→ ASSIGNMENT: The answer should contain all of the data, retyped without any alteration.
---------- PROVIDED RECORDS ----------
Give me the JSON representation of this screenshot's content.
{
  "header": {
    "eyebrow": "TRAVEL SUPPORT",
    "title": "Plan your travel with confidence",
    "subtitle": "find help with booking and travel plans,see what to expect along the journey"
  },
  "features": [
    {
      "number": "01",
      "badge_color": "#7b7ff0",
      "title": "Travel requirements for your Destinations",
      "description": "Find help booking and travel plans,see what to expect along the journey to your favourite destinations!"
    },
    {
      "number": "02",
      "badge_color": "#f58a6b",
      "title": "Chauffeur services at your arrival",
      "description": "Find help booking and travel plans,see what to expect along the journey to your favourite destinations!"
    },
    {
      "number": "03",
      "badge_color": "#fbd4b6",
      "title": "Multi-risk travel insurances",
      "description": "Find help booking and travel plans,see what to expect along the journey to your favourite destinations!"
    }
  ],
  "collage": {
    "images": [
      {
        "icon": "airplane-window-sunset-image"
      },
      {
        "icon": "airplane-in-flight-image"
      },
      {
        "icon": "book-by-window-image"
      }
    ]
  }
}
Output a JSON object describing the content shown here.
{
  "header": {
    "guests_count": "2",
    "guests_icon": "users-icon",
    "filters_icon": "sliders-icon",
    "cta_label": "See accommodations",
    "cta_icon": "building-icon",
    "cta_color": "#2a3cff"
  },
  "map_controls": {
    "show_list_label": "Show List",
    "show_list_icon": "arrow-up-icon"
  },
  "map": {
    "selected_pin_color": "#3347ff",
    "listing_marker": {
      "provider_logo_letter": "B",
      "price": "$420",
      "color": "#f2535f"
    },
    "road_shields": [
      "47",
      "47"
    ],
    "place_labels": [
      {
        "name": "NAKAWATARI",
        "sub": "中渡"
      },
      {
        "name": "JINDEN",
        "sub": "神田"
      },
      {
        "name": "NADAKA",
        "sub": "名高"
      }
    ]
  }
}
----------
→ RESPONSE AREA:
Give me the JSON representation of this screenshot's content.
{
  "header": {
    "eyebrow": "TRAVEL SUPPORT",
    "title": "Plan your travel with confidence",
    "subtitle": "find help with booking and travel plans,see what to expect along the journey"
  },
  "features": [
    {
      "number": "01",
      "badge_color": "#7b7ff0",
      "title": "Travel requirements for your Destinations",
      "description": "Find help booking and travel plans,see what to expect along the journey to your favourite destinations!"
    },
    {
      "number": "02",
      "badge_color": "#f58a6b",
      "title": "Chauffeur services at your arrival",
      "description": "Find help booking and travel plans,see what to expect along the journey to your favourite destinations!"
    },
    {
      "number": "03",
      "badge_color": "#fbd4b6",
      "title": "Multi-risk travel insurances",
      "description": "Find help booking and travel plans,see what to expect along the journey to your favourite destinations!"
    }
  ],
  "collage": {
    "images": [
      {
        "icon": "airplane-window-sunset-image"
      },
      {
        "icon": "airplane-in-flight-image"
      },
      {
        "icon": "book-by-window-image"
      }
    ]
  }
}
Output a JSON object describing the content shown here.
{
  "header": {
    "guests_count": "2",
    "guests_icon": "users-icon",
    "filters_icon": "sliders-icon",
    "cta_label": "See accommodations",
    "cta_icon": "building-icon",
    "cta_color": "#2a3cff"
  },
  "map_controls": {
    "show_list_label": "Show List",
    "show_list_icon": "arrow-up-icon"
  },
  "map": {
    "selected_pin_color": "#3347ff",
    "listing_marker": {
      "provider_logo_letter": "B",
      "price": "$420",
      "color": "#f2535f"
    },
    "road_shields": [
      "47",
      "47"
    ],
    "place_labels": [
      {
        "name": "NAKAWATARI",
        "sub": "中渡"
      },
      {
        "name": "JINDEN",
        "sub": "神田"
      },
      {
        "name": "NADAKA",
        "sub": "名高"
      }
    ]
  }
}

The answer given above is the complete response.